◆ PROBLEM DESCRIPTION:
Give back the records below exactly, omitting the pictures.

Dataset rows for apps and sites

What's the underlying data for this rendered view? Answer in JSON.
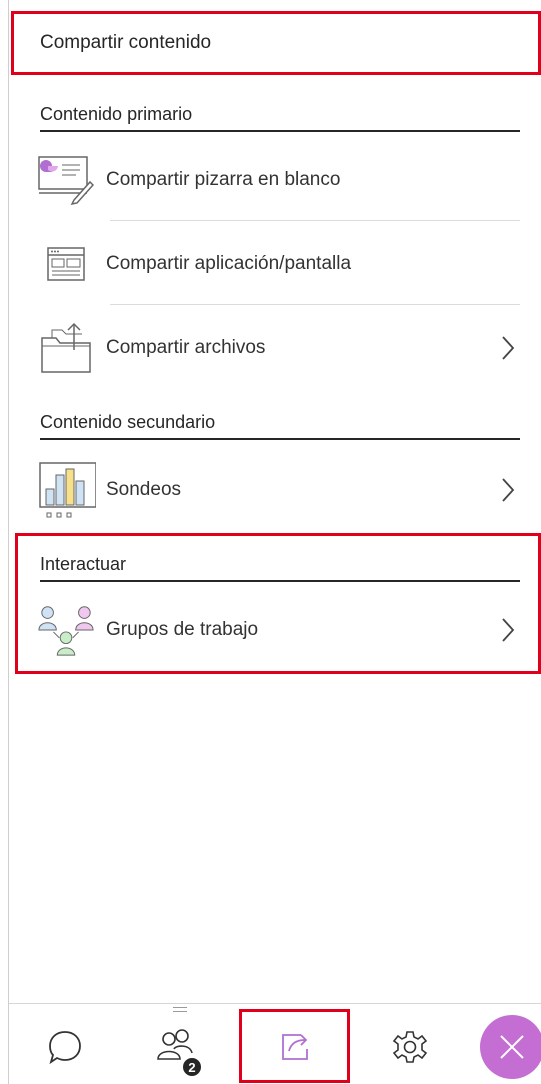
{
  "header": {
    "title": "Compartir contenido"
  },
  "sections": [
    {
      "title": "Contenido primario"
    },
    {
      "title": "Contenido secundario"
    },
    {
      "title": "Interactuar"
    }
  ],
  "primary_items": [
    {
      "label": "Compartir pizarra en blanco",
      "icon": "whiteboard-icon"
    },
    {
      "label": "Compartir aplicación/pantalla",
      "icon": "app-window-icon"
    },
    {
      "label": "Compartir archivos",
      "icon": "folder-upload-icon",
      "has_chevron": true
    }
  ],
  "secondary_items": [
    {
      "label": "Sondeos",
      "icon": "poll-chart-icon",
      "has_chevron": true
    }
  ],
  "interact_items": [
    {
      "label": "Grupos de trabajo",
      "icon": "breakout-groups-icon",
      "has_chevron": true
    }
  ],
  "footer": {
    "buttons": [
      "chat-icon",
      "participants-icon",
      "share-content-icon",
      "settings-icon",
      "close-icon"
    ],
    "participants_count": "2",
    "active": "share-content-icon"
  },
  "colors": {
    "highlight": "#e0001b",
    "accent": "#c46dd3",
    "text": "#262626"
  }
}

◆ EXPECTED OUTPUT:
What's the underlying data for this rendered view? Answer in JSON.
{
  "header": {
    "title": "Compartir contenido"
  },
  "sections": [
    {
      "title": "Contenido primario"
    },
    {
      "title": "Contenido secundario"
    },
    {
      "title": "Interactuar"
    }
  ],
  "primary_items": [
    {
      "label": "Compartir pizarra en blanco",
      "icon": "whiteboard-icon"
    },
    {
      "label": "Compartir aplicación/pantalla",
      "icon": "app-window-icon"
    },
    {
      "label": "Compartir archivos",
      "icon": "folder-upload-icon",
      "has_chevron": true
    }
  ],
  "secondary_items": [
    {
      "label": "Sondeos",
      "icon": "poll-chart-icon",
      "has_chevron": true
    }
  ],
  "interact_items": [
    {
      "label": "Grupos de trabajo",
      "icon": "breakout-groups-icon",
      "has_chevron": true
    }
  ],
  "footer": {
    "buttons": [
      "chat-icon",
      "participants-icon",
      "share-content-icon",
      "settings-icon",
      "close-icon"
    ],
    "participants_count": "2",
    "active": "share-content-icon"
  },
  "colors": {
    "highlight": "#e0001b",
    "accent": "#c46dd3",
    "text": "#262626"
  }
}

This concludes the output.